To their credit, the Daily Herald constantly updates their articles as more information becomes available and during one of their edits, the spelling was corrected. Here is the current version.

2) From a
description page on the TERT web site:

From Aspen Grove Trail Head to Timpooneke Trail Head - go 5.7 miles on 92 and turn off at Timpanooke and go about 0.5 miles.
TERT is a great organization and one in which I have membership. This just shows the extent of the confusion.

3) In the original incarnation of an article about a boy who was killed by a black bear,
KSL used the Timpanooke spelling repeatedly. It appears that they corrected it in the current article, now that they also have a picture of the campground sign on their site:
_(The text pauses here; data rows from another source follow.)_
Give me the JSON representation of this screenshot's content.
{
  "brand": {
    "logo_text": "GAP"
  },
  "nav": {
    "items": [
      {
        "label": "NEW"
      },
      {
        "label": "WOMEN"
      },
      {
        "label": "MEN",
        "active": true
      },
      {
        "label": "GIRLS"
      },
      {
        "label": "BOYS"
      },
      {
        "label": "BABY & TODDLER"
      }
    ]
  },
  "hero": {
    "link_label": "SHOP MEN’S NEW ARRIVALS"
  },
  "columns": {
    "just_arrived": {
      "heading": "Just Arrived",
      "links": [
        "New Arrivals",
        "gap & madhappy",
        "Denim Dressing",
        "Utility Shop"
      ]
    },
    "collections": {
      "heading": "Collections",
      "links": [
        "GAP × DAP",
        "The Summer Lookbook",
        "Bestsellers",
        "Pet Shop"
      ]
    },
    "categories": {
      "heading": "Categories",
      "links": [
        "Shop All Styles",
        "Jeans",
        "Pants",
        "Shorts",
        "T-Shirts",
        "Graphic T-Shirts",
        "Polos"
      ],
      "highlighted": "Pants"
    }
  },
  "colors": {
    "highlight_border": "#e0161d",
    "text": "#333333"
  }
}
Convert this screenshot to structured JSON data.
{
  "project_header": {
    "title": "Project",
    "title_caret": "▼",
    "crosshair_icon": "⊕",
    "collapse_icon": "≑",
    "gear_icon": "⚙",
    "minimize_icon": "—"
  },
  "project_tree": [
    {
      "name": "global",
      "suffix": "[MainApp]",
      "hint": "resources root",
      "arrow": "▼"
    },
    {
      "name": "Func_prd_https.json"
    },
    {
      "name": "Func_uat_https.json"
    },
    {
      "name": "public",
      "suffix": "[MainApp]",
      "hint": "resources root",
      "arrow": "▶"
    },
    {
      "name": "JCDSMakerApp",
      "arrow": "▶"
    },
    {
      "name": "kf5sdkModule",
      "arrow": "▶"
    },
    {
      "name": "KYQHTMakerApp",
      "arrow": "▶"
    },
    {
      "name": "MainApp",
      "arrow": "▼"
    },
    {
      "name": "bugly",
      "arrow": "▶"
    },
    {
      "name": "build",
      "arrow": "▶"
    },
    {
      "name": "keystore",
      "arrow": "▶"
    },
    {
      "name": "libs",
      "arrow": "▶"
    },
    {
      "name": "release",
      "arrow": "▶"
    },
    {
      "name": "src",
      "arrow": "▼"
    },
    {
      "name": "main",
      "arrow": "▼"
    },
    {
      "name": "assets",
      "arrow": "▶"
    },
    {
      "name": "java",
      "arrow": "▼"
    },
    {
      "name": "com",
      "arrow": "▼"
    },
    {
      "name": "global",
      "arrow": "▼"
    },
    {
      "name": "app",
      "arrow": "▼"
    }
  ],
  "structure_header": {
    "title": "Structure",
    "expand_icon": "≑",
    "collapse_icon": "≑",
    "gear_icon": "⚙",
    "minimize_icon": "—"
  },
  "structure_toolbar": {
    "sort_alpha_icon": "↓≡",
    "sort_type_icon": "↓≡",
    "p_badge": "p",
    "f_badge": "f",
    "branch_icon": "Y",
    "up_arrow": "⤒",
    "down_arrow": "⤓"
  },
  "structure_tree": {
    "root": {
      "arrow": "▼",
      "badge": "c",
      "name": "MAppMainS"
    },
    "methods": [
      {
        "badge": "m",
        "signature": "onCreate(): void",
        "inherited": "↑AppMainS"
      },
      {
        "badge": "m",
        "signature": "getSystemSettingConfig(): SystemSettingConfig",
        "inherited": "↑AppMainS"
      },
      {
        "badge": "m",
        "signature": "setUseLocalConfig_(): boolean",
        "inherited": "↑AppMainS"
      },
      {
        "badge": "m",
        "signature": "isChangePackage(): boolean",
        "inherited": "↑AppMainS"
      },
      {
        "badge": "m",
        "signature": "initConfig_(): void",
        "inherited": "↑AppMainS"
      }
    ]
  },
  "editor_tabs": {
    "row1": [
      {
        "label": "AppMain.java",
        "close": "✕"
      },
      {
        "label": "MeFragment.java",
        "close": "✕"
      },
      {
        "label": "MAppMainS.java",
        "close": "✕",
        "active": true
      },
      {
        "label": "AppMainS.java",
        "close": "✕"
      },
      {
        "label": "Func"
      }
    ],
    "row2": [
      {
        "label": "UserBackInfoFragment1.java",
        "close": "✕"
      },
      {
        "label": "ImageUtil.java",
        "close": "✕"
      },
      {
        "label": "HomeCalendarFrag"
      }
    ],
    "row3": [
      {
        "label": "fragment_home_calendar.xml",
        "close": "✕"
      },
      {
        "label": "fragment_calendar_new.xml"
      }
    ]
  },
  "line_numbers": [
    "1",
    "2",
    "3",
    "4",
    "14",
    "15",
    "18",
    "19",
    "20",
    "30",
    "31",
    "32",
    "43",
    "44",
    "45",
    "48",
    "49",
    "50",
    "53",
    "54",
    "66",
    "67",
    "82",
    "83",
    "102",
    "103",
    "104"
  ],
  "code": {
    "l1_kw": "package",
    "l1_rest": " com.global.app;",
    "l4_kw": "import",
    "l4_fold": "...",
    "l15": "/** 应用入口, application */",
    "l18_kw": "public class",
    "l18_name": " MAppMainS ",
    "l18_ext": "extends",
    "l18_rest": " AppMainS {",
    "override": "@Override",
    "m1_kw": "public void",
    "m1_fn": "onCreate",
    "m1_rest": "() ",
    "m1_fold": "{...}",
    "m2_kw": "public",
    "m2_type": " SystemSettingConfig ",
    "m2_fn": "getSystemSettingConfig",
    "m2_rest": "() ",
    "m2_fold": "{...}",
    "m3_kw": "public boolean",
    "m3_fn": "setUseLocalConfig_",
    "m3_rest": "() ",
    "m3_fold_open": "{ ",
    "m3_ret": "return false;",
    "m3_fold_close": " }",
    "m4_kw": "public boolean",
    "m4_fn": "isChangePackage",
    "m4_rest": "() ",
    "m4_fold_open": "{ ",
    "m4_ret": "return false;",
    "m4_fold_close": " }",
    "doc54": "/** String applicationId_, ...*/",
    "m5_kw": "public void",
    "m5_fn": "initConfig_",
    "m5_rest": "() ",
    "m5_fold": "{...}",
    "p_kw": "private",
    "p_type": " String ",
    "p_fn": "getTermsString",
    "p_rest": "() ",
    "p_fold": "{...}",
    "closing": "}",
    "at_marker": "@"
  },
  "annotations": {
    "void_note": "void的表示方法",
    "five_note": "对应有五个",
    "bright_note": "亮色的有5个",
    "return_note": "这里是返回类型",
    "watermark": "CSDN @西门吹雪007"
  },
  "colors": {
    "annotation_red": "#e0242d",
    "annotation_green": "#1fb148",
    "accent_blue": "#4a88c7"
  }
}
Tuesday, June 05, 2007

2007 Squaw Peak 50 Mile Trail Run

For several years now, I've been helping out at various aid stations for a couple of Ultra Marathons put on by John Bozung. Last Saturday, for the third year, I went to Windy Pass with a group of Aid Station people as their communications person. This year, I wasn't alone. There was another radio person to help this time which was a huge help! I actually had some time while there at the station to do something other than track in and out times of all the runners (201 passed through our station this year).

Since it was a low water year and the spring where we normally collect water for the runners was running very slowly, we filtered about 15-20 gallons of water with a hand pump so we would have enough for everyone. The other 30 gallons or so were collected directly from the pipe (installed by the Forest Service?) leading from the spring. The water from the spring runs into a trough which did a good job of collecting the water, it just had some pretty nasty looking stuff in it. Without pumping, we would have run out early, so I'm glad I brought my water filter with me (an MSR WaterWorks). The Katadyne Backcountry filter the other people had there was pretty well clogged (and useless) after they had pumped 3-5 gallons. They told me that it was new when they brought it up for this trip (glad I didn't buy that one!). The water itself looked clear (it was just sitting there in the trough - not zipping down a muddy stream or anything), but I had to clean my filter after every 2-3 liters to keep it running fast, so there must have been a lot of stuff suspended in it.

The runners had completed 40 miles when they got to our station and had just climbed 2000 feet up to us (at about 9000 feet) from the last aid station on a hot south facing slope. They were pretty tired. One guy at the end had the worst time of it. The course sweeper stayed with him until he made it to us, and for about 30 minutes alternated between laying down and leaning over a tree puking. He finally was able to drink a little of my still-frozen Powerade that I had stashed and some of an electrolyte drink called Emergency (reference needed) from some of the other aid station people. Although the Utah County Search and Rescue team was already busy on another couple of calls, they did send a team to assist us in case there was a problem. We knew we needed to either get him moving and have the SAR team help us with him if he couldn't make it or just call a helicopter to evacuate him before it got dark. He started feeling a little better and decided to try to get down on his own.

Here he is leaving the aid station. My red shirt looks absolutely huge on him but he sure looks a lot better than he did when he arrived.

After descending some and drinking more of the electrolyte drink, his condition improve quickly and soon he was running down the mountain ahead of the sweep. I believe he even finished the race.

Way to go Phil!

It was a lot of fun and between myself and another aid station person, we got a lot of pictures of the runners. I don't know if we got everyone, but we came close. I hope to be back up there for the Kat'cina Mosa 100K this August.